And it’s absolutely fair to wonder what this team’s peak will look like, especially after watching Patty Mills torch the U.S. for 13 fourth-quarter points while Walker and Mitchell clanged contested jumpers. The U.S. is still favored to take home gold yet again, but the fact remains that this roster’s most established player is Walker—a very good point guard, but not a top-10 NBA player by virtually any measure. We don’t know what we’re going to see, especially when the U.S. winds up locking horns with opponents led by MVP-caliber performers, like Serbia’s Nikola Jokic or the actual reigning MVP, Greece’s Giannis Antetokounmpo. I’m really interested to see how the U.S. is going to guard Giannis, now that neither Thaddeus Young nor P.J. Tucker will be on the final roster.

The defensive problems could extend to the backcourt, too. While there’s no Hardens or Stephs in the rest of the field, Mills’s 30-point outing on Friday raises concerns about how much damage other talented guards could do against Team USA. France (Evan Fournier and Nando De Colo), Spain (Ricky Rubio and Sergio Llull), and Argentina (Nicolás Laprovíttola and Facundo Campazzo) all feature a pair of quality creators. Players like Serbia’s Bogdan Bogdanovic, Germany’s Dennis Schröder, Lithuania’s Mantas Kalnietis, and Canada’s Kevin Pangos are all capable of keeping the U.S.’s guards on their toes, too.
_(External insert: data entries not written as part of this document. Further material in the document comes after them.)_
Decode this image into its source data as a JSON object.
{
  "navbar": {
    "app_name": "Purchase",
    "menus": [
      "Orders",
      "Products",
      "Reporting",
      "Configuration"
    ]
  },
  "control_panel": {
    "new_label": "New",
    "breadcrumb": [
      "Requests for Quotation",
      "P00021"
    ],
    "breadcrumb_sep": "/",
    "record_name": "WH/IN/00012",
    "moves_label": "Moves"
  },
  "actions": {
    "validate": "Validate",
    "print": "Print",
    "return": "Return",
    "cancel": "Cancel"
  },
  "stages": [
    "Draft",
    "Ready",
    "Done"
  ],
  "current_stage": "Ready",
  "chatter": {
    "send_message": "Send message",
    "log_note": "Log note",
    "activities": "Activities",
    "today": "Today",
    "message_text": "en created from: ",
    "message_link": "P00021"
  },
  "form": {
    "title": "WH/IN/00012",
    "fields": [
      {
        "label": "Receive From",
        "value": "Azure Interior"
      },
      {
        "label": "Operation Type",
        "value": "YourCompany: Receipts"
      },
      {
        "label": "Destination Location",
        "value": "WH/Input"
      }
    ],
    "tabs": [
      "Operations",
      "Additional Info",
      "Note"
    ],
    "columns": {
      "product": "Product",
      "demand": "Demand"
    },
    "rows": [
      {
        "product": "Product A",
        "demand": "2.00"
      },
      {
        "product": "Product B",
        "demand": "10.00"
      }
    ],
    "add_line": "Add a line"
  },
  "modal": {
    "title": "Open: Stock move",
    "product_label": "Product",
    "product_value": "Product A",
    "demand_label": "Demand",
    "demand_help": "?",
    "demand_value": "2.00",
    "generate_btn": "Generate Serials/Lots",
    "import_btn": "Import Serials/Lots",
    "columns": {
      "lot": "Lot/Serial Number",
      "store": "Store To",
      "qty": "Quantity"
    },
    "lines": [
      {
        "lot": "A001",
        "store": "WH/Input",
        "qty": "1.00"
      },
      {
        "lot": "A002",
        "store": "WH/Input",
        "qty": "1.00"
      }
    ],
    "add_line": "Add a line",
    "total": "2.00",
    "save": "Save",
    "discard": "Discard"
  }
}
All the withdrawals suggested it, and Friday’s loss to Australia laid it bare: For the first time since Manu Ginobili left the basketball-watching world slack-jawed in 2004, there could be one game (or more!) in this tournament in which the U.S. doesn’t have the best player on the floor. And for the first time since an experienced Greece sliced and diced the U.S. in ’06, we’ll get to find out how Team USA responds to a loss. All that introduces uncertainty into proceedings typically marked by the utter absence of it. It also raises the fundamental question of whether, in a single-elimination situation like the knockout-round stage of the World Cup, a team with the right single superstar can overwhelm an opponent with superior depth. The chance to find an answer to that question while watching USA Basketball is something new and, it seems to me, the most compelling reason to watch. Well, that and wanting to find out what kind of international incident Marcus Smart’s defense might ignite.

Maybe this all winds up being much ado about nothing, and a seemingly underwhelming Team USA roasts the rest of the world just the same as always, in a replay of the 2010 tournament that helped propel the likes of Durant, Russell Westbrook, Stephen Curry, Derrick Rose, and Kevin Love to stardom. Or maybe this is, as our Rodger Sherman recently theorized, the competition where overall roster degradation passes the breaking point, resulting in a reset-button defeat that will start the whole USA Basketball cycle all over again. Whichever way things break, it feels like there’s more possibility for chaos in this competition than there’s been in ages, and we get to choose how we feel about that. Chase those ghosts and lament how appallingly indestructible this team isn’t if you’d like. If only for the novelty, though, it might be more fun to find out what it feels like not to be Superman for once.